April 20, 2014 | Rome, Italy | Sunny 17°C
Search the archives:
Bios & Memoirs


Red Harvest

"Red Harvest," Dashiell Hammett's first Continental Op novel, is a bloody homage to gangland America.

The Heart of a Dog

In 1925, Mikhail Bulgakov riffed off a botched operation to slice into communism.

Doctor Glas

Hjalmer Söderberg's sinister story is an early and superb example of psychoanalytic literature.

The Encyclopedia of the Dead

Danilo Kiš, a Balkan Jorge Luis Borges, traded in superstition and arcana.

The Book of Disquiet

Mystical, erudite, sad, self-effacing, wise — Fernando Pessoa's "confession" is all those things.


For Polish novelist Witold Gombrowicz, the universe counts dead cats and onanism.

On Such A Full Sea

In a clear warning about Chinese ambitions, novelist Chang-Rae Lee turns to future shock.

Silence Once Begun

Underrated Jesse Ball again enters territory few American novelists venture into.

The Great Fire

For Shirley Hazzard, mid-20th century fires raged both in both world and heart.

Break it Down

Lydia Davis' early stories demonstrate an uncanny gift for "real-time" subversion.

War Music
By Christopher Logue
Faber and Faber, 2001. 240 pages

For three decades, the late British poet and writer Christopher Logue (1926-2011) chipped away at "War Music," his idiosyncratic translation (a rendering, really) of Homer's "Iliad." Five installments were published beginning in 1981.

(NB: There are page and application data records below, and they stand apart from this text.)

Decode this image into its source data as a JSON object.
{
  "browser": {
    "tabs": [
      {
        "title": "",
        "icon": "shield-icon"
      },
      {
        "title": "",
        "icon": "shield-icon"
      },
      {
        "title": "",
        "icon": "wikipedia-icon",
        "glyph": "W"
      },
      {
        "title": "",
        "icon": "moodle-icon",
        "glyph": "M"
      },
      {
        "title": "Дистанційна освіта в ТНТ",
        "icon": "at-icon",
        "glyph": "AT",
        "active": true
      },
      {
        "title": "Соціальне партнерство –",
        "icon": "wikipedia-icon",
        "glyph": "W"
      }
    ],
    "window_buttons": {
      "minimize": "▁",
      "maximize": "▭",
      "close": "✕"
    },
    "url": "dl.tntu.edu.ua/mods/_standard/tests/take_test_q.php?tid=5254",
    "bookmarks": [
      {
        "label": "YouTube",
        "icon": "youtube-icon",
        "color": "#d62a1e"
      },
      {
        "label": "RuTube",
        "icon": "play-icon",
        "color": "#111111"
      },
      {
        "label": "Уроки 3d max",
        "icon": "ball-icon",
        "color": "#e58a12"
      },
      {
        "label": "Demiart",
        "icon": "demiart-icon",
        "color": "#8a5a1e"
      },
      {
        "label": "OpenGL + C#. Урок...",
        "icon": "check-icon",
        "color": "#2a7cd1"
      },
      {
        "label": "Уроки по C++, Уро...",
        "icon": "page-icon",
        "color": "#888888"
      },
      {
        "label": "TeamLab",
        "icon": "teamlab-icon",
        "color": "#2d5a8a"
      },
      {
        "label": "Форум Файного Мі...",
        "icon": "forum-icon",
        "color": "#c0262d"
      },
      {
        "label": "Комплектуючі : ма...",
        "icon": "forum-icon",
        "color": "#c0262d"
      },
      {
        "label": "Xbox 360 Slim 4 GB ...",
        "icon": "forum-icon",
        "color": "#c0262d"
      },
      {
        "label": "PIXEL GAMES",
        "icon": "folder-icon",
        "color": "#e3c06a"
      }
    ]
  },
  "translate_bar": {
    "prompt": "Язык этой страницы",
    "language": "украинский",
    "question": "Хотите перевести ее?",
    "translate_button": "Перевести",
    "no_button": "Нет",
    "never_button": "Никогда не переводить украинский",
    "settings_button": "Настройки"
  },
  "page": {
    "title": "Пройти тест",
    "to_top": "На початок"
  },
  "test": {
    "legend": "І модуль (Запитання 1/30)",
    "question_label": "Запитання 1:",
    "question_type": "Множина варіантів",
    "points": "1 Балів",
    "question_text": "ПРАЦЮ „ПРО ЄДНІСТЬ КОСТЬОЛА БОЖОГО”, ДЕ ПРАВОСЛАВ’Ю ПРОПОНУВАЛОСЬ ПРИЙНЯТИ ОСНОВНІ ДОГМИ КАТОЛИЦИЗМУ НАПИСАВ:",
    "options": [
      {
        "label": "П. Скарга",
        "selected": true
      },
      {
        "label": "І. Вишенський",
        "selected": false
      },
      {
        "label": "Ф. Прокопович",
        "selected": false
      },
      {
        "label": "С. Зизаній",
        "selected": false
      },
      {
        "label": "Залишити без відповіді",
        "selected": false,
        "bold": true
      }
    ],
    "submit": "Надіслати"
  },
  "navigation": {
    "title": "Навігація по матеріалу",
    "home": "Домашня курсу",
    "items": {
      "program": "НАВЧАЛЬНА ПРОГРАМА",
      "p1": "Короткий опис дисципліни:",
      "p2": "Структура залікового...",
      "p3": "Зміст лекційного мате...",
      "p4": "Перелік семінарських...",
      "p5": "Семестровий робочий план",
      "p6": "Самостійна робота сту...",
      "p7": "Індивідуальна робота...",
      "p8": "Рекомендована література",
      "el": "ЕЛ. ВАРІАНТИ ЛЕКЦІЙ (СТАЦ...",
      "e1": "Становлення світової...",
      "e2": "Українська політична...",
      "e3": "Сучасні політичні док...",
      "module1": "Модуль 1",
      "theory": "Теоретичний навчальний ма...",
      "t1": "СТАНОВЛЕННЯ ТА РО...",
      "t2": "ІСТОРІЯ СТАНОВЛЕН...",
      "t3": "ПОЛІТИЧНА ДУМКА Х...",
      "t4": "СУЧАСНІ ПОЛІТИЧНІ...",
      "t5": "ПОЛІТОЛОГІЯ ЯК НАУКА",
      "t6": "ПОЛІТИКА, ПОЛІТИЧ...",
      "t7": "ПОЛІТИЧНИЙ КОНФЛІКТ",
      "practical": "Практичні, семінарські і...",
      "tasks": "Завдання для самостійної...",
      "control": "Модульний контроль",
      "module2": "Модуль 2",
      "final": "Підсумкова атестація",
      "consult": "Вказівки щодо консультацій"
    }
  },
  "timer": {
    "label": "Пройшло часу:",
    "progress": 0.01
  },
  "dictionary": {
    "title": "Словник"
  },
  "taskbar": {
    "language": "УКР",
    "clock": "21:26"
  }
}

Translators can sulk and swear all they want that Logue knew no Greek, that he takes vast idiomatic liberties. Yet they fail to see the upside, namely the remarkable adding of electricity and hydraulics to an ancient tune by an accomplished modern poet.

Logue burrows into Homer's violent, macho domain and emerges with an alarmingly beautiful concert of jazzy riffs. Each volume stands on its own, but "All Day Permanent Red," an account of the early battle scenes between Hector and the opposing Greeks, best elicits the battlefield's "in flagrante" chaos as seen from a director's crane, complete with cast instructions. "Slip into the fighting. Into the low-sky site crammed with huge men/Half-naked men, brave, loyal, fit, slab-sided men... Leaping into each other like wolves. ... Thumping their chests: 'I am full of the god!'"

And of the climactic Greek attack: "And here it comes: That unpremeditated joy as you — The Uzi shuddering warm against your hip/Happy danger in a dangerous place." It is not the misfit Uzi that catches the eye and changes the pace, but the perfect noun-become-verb notion of "happying" danger. Later: "Blood? Blood like a carwash."

This is most literally war music, an onslaught of armed egos, and Logue's work is Herculean. The five mostly slim volumes (not all in print, regrettably) are "War Music: an account of Books 1-4 and 16-19 of Homer's Iliad" (1981), "Kings" (1992), "The Husbands" (1994), "All Day Permanent Red" (2004), and "Cold Calls" (2005). The ensemble is among the greatest little-known poetic accomplishments of a 20th-century rich in poets, poems and riffs on the ancient. Some of Logue's Homeric interpretations are still read aloud on stage.

The eclectic Logue — ironically a committed pacifist — was not without a sense of humor. He once wrote pornography under the name Count Palmiro Vicarion.

Reviewed by Book Staff
Everything you need to know about visiting or moving to Tuscany, Italy.